**Task statement**
Among the entries below, count the lines where the string "indent" occurs, and give only the number.

[Stored records]

——

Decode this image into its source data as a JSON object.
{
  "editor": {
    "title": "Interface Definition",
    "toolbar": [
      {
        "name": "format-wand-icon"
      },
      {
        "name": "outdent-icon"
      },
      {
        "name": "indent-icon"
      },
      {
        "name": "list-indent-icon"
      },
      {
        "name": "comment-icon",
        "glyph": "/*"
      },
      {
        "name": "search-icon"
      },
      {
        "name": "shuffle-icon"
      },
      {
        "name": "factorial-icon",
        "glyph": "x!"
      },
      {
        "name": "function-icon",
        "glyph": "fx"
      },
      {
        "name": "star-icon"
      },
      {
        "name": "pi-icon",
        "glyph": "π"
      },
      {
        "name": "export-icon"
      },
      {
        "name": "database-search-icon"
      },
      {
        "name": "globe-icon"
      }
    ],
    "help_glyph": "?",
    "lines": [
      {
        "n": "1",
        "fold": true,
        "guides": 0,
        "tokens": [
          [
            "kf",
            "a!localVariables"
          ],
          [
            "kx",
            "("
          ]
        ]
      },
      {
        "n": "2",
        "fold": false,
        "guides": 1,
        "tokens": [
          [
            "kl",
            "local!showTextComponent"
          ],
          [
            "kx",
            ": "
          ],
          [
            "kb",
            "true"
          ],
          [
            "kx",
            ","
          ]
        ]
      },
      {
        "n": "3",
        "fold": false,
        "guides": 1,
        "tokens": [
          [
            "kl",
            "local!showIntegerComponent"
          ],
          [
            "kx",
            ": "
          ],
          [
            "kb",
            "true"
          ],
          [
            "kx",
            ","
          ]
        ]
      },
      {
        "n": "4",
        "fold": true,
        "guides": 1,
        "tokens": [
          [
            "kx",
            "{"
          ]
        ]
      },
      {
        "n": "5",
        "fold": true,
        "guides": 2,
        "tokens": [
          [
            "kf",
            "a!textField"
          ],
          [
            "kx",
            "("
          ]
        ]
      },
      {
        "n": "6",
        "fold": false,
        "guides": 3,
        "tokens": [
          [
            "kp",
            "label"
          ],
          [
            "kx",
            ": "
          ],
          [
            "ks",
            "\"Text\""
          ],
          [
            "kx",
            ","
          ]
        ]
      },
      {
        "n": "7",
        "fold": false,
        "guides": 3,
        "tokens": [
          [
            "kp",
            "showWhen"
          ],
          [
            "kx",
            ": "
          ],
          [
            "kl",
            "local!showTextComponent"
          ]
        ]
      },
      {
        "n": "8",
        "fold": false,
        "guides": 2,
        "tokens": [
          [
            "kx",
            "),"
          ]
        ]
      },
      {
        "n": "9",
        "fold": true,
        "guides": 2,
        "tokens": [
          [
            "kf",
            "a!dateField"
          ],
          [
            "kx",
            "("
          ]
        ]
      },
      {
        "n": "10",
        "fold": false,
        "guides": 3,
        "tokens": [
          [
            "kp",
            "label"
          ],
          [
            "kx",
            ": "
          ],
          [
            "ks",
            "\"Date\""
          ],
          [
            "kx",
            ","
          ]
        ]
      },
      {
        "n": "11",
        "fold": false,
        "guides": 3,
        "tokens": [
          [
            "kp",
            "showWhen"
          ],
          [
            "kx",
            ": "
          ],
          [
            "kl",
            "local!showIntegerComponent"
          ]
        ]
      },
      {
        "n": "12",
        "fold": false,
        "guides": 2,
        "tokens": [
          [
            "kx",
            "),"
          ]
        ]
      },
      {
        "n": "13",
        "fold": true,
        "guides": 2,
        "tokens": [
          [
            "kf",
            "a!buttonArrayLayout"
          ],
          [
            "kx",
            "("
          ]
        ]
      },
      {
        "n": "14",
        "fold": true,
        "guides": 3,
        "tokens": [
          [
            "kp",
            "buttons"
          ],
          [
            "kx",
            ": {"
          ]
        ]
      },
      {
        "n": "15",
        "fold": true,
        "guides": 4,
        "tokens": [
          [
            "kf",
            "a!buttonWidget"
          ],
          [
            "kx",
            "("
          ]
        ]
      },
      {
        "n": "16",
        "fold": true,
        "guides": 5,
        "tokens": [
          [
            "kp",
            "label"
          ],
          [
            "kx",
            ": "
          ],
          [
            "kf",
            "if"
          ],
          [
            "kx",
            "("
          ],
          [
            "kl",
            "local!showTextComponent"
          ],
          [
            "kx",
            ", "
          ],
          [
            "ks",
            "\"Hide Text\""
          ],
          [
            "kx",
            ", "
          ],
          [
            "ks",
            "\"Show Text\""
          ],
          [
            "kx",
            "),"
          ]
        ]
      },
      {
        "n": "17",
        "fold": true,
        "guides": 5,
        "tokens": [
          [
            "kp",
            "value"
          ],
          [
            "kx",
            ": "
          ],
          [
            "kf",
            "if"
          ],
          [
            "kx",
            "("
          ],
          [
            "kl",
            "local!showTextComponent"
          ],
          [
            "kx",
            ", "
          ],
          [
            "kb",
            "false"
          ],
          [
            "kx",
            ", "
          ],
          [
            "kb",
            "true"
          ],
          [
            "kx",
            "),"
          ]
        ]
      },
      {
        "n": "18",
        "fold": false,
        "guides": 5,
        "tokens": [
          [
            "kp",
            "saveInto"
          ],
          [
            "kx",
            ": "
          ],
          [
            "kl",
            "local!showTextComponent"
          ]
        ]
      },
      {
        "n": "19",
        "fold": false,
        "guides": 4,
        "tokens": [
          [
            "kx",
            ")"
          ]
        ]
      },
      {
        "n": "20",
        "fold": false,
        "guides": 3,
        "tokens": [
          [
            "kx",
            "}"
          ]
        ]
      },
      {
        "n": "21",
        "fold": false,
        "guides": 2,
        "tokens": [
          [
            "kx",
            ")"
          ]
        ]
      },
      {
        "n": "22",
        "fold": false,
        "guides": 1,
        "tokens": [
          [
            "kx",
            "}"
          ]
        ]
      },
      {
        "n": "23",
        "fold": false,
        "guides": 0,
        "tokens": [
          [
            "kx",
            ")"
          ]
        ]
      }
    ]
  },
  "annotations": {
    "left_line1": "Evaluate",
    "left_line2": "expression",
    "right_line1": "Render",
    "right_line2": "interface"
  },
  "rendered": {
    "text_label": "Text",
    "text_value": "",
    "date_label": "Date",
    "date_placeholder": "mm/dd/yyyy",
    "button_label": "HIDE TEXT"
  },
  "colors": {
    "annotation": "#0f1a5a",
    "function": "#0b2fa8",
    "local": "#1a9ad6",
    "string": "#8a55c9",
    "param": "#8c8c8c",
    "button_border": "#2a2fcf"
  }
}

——

**Written reply**
2